GRASSY NARROWS FIRST NATION—For more than 40 years the mercury has percolated through river sediment, the food chain and generations of residents. From 100 kilometres upstream, the slow, steady drip of the neurotoxin first killed a community’s livelihood and then contaminated its people.
A disability board — set up by government officials in the mid-1980s to compensate those who can show doctors they suffer symptoms consistent with mercury poisoning — has approved claims from more than 300 applicants who suffer from tremors, loss of muscle co-ordination, slurred speech and tunnel vision. One of them was Marlin Kokopenace’s 17-year-old son, Calvin.
“(Calvin) was pretty frail. When he passed on he practically had no muscle,” Marlin Kokopenace said, adding: “Me, I lose my balance at times. When I’m walking, sometimes I feel like I sidestep . . . (And) I get tremors, sometimes, in my hands.”

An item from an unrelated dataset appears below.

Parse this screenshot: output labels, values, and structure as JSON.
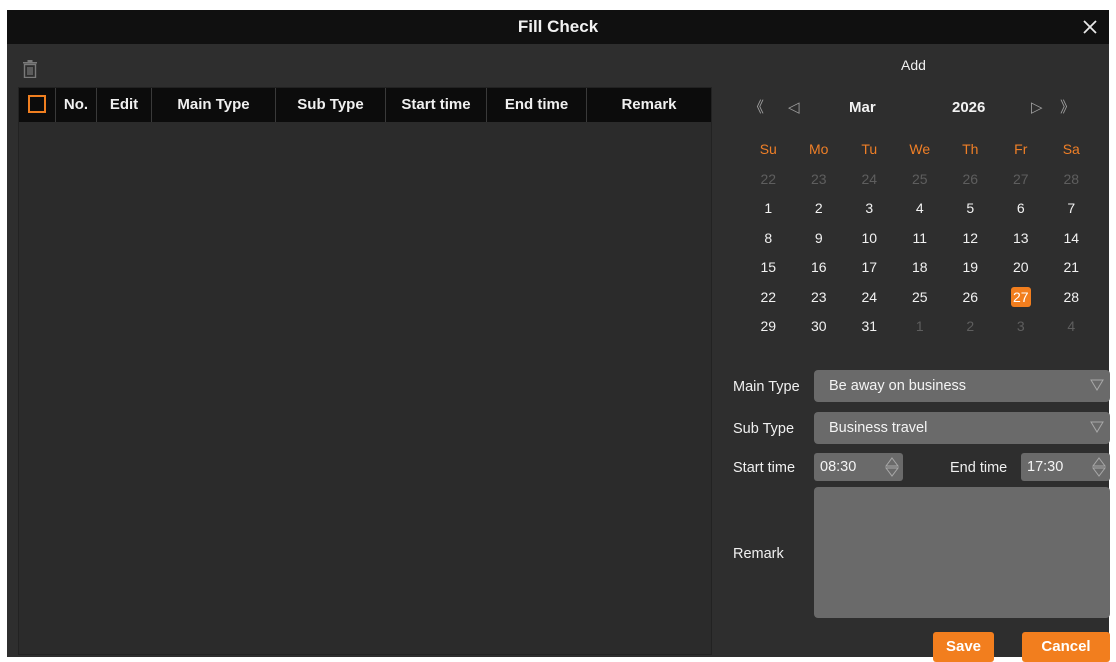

His father said Calvin never crawled as a baby, did not walk until age three, had poor balance and symptoms of autism, and that the compensation board found he had mercury poisoning symptoms. Calvin also suffered from muscular dystrophy, and complications of the degenerative condition caused his death in November 2014. Marlin believes mercury contributed to the disease.
“But never did I ever think that I was going to lose a second child to this.” In April of this year, Calvin’s 14-year-old sister, Azraya, died in the woods near Kenora. “She took her own life, apparently,” Marlin said. “After my son died . . . she went through severe depression.”

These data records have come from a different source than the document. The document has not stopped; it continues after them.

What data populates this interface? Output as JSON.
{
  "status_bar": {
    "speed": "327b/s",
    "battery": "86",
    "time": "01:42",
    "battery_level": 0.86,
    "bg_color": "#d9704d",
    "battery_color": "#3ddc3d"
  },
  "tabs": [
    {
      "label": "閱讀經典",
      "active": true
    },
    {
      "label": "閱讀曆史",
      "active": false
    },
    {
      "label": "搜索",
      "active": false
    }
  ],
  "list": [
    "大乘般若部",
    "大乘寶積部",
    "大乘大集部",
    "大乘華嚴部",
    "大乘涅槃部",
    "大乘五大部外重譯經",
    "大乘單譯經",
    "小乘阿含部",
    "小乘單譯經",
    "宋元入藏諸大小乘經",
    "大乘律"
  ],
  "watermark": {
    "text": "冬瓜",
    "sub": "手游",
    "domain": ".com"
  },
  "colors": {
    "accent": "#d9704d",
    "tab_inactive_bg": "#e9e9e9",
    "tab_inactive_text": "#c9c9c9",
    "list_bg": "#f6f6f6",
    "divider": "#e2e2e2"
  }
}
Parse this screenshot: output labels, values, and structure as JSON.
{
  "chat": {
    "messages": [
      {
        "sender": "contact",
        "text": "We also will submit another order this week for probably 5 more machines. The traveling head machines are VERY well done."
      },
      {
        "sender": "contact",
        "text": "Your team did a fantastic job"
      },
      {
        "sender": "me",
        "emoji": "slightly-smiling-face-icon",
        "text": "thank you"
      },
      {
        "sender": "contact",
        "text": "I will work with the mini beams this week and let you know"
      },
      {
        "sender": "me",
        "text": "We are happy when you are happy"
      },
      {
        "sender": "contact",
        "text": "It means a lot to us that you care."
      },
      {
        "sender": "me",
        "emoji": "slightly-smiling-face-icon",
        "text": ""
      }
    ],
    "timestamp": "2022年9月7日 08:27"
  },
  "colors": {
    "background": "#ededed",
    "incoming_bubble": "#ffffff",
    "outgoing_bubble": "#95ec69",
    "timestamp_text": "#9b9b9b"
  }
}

For the rest of this article, click here: https://www.thestar.com/news/canada/2016/07/24/disability-board-approves-mercury-poisoning-claims-from-grassy-narrows-first-nation.html